┌──
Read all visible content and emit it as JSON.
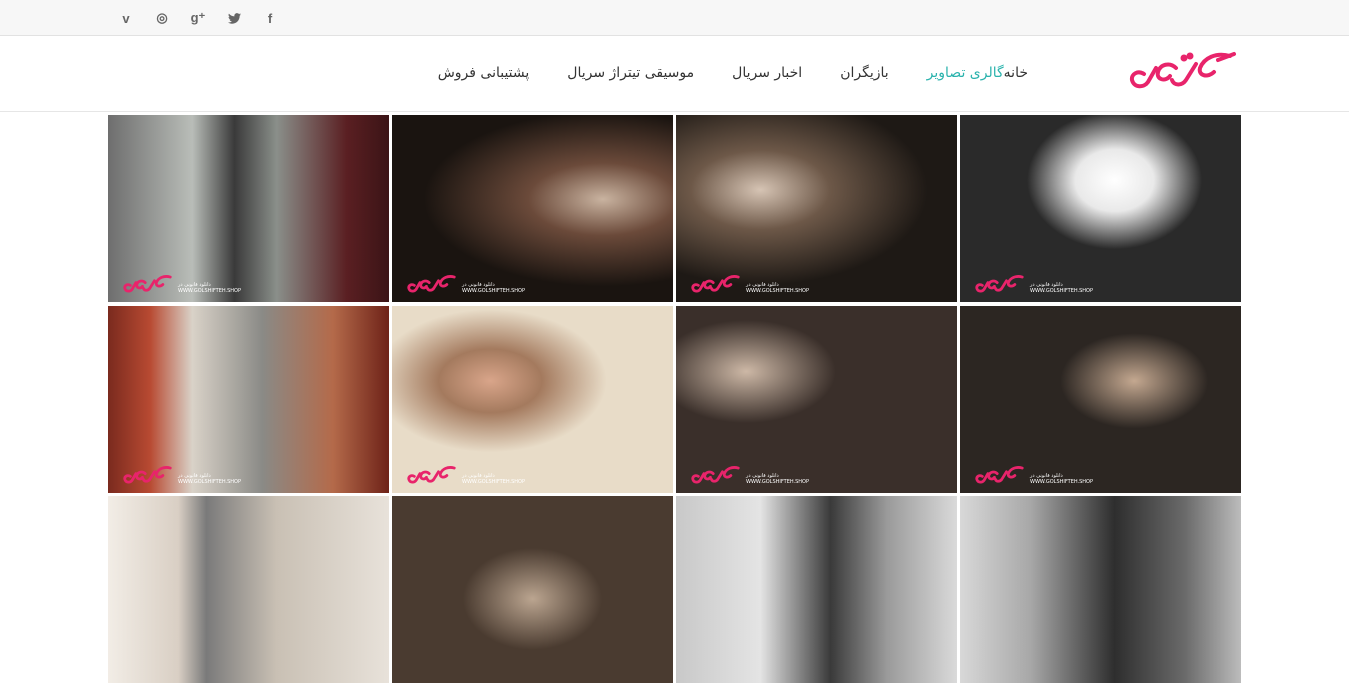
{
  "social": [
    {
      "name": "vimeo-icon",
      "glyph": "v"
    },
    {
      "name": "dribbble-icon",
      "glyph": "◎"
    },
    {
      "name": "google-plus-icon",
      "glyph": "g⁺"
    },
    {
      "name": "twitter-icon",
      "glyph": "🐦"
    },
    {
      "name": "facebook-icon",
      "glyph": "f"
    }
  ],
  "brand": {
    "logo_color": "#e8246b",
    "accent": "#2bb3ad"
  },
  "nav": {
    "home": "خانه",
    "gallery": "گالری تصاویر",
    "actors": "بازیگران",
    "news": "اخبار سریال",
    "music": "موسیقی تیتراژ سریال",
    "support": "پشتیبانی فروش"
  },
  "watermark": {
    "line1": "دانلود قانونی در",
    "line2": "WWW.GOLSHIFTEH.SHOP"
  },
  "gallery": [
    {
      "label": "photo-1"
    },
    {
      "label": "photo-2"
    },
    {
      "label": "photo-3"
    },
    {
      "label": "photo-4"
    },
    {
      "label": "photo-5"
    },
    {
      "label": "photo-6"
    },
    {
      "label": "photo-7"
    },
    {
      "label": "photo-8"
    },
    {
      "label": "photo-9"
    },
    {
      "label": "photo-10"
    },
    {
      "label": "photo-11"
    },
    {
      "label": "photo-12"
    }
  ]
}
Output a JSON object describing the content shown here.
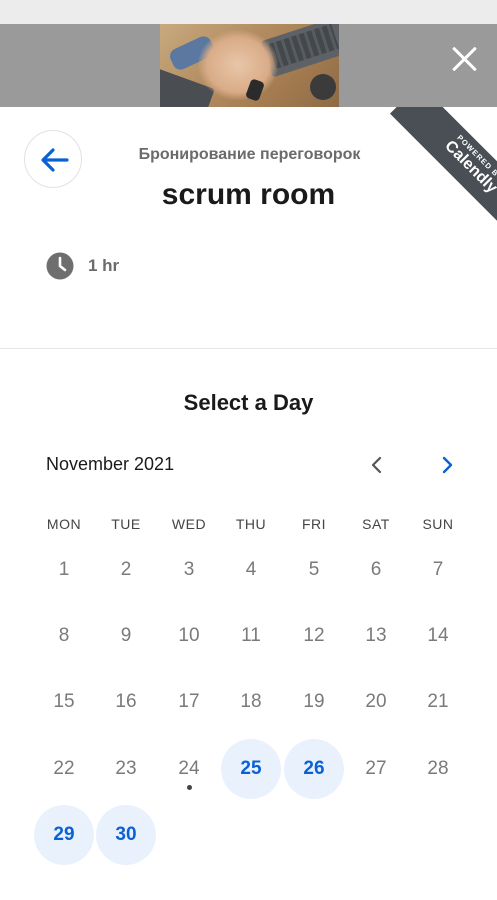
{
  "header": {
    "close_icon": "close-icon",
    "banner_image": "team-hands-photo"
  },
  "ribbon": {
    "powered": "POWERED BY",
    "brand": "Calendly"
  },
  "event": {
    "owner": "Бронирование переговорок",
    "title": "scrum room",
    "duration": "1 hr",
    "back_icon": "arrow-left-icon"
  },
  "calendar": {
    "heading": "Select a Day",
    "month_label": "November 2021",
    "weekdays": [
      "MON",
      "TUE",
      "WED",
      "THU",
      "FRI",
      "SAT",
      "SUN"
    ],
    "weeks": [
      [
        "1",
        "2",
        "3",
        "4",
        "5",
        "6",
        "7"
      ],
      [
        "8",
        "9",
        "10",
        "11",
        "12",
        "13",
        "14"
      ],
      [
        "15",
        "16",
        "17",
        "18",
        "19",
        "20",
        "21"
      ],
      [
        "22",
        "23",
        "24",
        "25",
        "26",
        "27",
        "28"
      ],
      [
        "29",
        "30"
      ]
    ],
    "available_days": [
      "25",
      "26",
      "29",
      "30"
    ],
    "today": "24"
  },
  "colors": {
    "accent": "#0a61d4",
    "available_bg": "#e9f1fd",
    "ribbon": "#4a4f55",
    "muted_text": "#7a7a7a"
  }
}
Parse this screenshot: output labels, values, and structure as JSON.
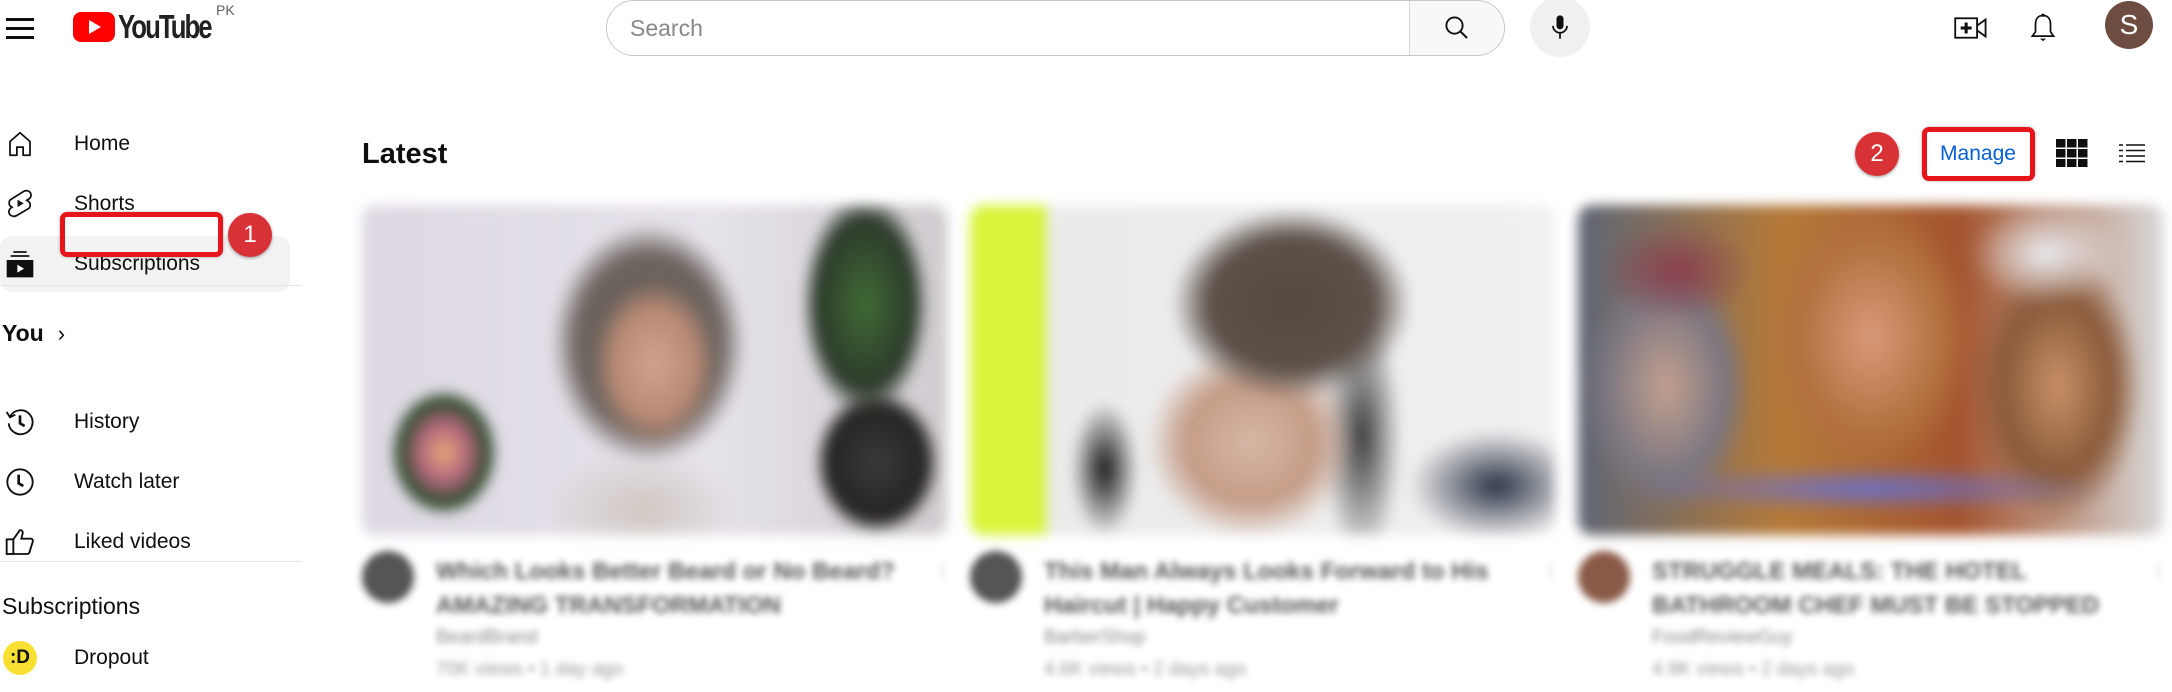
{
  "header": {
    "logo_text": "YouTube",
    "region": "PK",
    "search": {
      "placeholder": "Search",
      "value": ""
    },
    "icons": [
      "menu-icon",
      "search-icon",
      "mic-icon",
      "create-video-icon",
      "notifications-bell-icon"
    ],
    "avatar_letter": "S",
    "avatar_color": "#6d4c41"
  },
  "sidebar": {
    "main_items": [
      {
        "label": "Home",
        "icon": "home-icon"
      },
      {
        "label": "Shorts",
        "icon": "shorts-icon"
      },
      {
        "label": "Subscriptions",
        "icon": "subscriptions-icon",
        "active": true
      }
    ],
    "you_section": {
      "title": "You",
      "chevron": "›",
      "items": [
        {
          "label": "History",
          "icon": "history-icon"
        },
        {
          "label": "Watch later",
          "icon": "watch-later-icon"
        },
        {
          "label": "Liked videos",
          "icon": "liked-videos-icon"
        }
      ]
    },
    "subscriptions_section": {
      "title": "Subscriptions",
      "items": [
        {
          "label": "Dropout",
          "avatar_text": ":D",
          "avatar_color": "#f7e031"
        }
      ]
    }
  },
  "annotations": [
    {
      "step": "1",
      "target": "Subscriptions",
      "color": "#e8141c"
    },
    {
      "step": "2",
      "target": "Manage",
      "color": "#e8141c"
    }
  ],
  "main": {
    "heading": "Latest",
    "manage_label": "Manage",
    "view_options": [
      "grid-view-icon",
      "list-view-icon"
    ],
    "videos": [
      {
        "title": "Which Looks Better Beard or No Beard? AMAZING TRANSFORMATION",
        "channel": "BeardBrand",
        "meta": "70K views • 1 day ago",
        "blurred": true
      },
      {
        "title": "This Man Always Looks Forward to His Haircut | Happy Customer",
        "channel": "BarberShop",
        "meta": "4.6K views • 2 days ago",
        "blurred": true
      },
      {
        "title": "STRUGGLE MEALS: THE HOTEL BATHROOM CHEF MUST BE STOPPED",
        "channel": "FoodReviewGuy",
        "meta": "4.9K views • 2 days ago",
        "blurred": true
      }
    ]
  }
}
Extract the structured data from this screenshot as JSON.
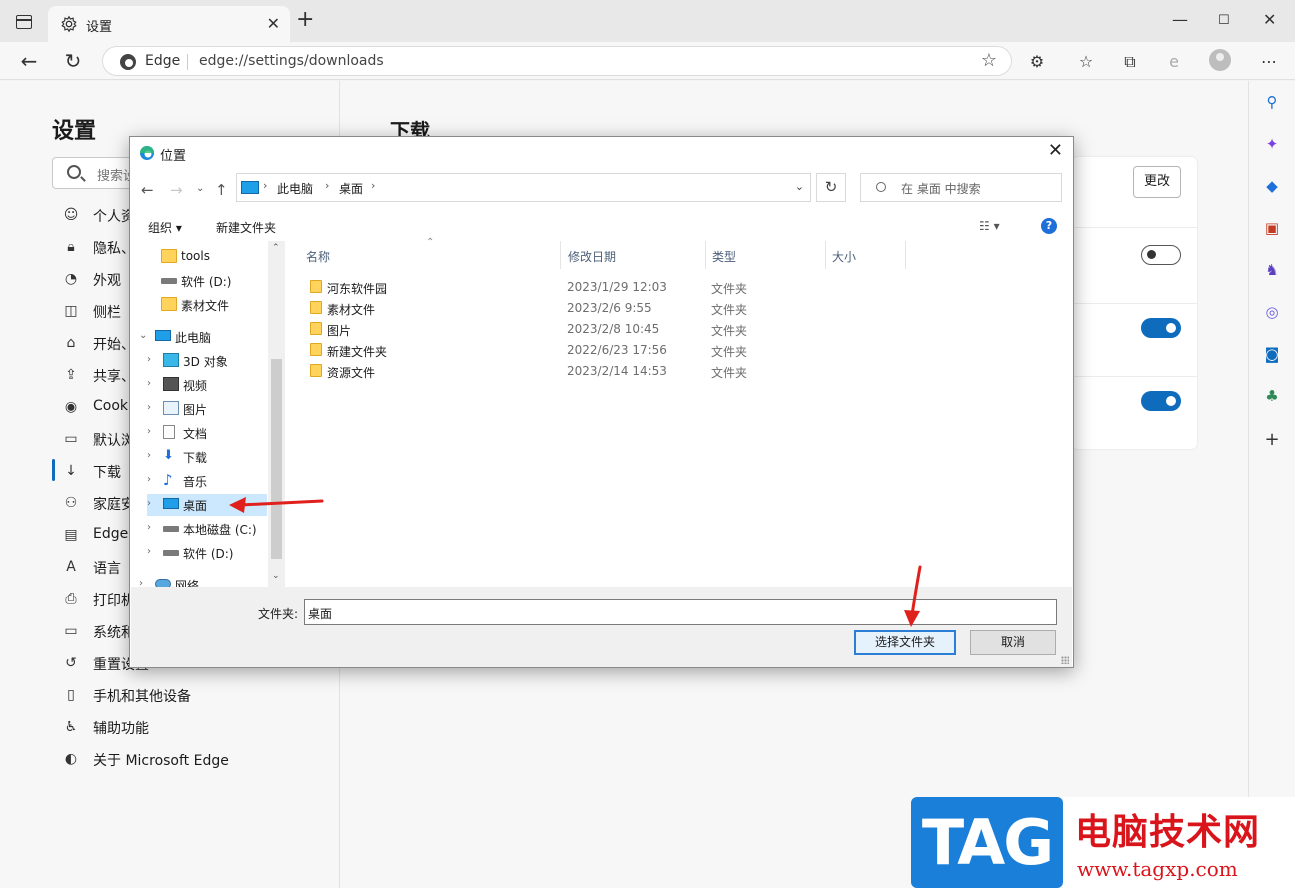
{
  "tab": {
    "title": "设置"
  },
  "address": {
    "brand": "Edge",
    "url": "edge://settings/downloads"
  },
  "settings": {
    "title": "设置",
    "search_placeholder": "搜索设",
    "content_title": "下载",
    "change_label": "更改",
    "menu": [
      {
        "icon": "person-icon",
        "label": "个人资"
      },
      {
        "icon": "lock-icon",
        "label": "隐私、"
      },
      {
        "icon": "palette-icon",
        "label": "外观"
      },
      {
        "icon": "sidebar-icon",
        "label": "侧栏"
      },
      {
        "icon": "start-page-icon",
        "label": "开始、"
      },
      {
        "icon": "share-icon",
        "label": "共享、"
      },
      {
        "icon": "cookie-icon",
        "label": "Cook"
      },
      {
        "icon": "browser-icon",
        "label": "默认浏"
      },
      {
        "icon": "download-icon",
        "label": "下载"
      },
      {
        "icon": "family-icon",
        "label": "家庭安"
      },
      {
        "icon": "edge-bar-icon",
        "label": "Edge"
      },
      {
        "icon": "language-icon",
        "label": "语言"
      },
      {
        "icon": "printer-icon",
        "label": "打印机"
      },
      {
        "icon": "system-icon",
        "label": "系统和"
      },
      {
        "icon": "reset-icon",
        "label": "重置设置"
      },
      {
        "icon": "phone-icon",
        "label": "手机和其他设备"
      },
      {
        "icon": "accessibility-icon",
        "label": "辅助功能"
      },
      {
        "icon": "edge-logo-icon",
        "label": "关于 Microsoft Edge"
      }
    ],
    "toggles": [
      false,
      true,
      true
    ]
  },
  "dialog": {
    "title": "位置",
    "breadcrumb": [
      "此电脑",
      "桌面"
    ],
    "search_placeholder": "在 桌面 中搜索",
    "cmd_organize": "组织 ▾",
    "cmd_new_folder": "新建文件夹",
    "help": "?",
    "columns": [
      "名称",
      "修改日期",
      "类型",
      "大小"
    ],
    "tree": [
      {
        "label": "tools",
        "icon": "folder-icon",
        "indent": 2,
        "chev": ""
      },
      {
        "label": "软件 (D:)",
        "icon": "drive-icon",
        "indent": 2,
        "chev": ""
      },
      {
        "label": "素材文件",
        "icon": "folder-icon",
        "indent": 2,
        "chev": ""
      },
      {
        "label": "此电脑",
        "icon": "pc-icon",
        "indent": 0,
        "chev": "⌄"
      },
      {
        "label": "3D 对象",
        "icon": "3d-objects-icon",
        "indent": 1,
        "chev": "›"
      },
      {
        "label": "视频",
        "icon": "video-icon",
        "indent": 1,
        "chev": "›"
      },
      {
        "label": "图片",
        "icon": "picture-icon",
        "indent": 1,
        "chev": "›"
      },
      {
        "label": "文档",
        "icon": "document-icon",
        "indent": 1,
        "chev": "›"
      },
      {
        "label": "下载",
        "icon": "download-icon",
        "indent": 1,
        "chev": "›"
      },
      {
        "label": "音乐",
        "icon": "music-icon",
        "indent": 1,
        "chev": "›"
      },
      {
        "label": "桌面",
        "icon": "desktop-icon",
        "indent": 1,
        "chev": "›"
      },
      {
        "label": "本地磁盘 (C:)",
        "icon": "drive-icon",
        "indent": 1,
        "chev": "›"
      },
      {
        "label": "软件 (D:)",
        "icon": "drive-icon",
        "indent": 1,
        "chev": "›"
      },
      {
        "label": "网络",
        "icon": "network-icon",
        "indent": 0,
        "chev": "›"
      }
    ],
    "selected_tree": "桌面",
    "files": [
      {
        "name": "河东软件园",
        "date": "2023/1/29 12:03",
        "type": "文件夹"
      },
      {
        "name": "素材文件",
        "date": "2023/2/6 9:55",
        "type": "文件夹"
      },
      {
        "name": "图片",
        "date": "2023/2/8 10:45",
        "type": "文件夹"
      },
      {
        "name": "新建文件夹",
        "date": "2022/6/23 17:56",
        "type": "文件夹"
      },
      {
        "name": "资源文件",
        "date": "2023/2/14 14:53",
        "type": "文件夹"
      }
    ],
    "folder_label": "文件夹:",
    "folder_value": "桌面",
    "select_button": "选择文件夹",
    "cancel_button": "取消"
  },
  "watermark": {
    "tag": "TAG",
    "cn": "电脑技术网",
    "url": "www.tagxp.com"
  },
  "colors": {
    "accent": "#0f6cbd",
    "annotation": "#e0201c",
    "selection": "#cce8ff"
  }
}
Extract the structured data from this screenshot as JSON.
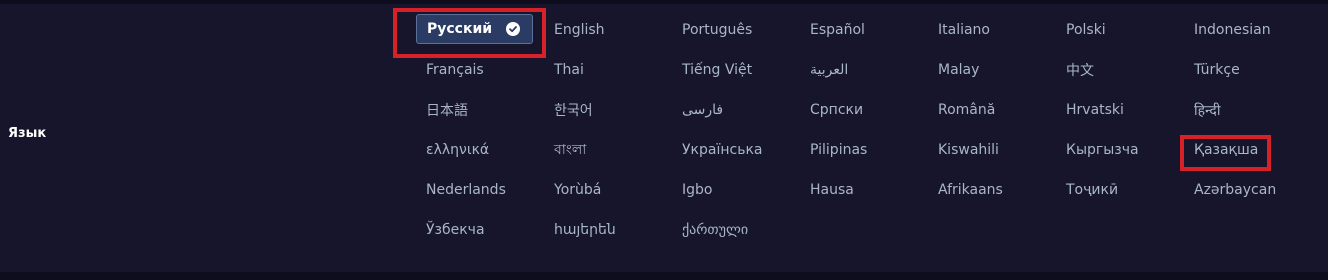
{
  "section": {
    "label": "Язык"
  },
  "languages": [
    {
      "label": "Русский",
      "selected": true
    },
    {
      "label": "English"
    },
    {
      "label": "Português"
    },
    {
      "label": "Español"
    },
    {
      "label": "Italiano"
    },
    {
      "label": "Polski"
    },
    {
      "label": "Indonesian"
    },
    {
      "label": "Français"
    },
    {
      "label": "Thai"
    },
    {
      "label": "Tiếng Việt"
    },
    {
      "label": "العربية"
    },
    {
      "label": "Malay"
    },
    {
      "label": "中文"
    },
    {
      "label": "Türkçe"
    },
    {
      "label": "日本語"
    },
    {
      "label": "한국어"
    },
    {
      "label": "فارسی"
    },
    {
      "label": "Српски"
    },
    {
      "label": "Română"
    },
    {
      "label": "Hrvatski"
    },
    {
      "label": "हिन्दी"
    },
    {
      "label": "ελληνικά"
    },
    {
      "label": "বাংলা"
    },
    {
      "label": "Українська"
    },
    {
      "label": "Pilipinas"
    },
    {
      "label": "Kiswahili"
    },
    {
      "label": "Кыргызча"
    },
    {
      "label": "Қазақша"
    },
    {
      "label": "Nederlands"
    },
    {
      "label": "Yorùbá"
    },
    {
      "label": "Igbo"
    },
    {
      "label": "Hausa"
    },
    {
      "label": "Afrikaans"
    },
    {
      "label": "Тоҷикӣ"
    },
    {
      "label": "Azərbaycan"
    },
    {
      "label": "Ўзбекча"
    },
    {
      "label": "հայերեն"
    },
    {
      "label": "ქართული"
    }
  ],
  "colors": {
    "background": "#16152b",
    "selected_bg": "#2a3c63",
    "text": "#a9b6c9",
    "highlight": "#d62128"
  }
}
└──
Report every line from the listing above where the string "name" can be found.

      "name": "vimeo-icon",
      "name": "dribbble-icon",
      "name": "google-plus-icon",
      "name": "twitter-icon",
      "name": "facebook-icon",
        "name": "河东软件园",
        "name": "素材文件",
        "name": "图片",
        "name": "新建文件夹",
        "name": "资源文件",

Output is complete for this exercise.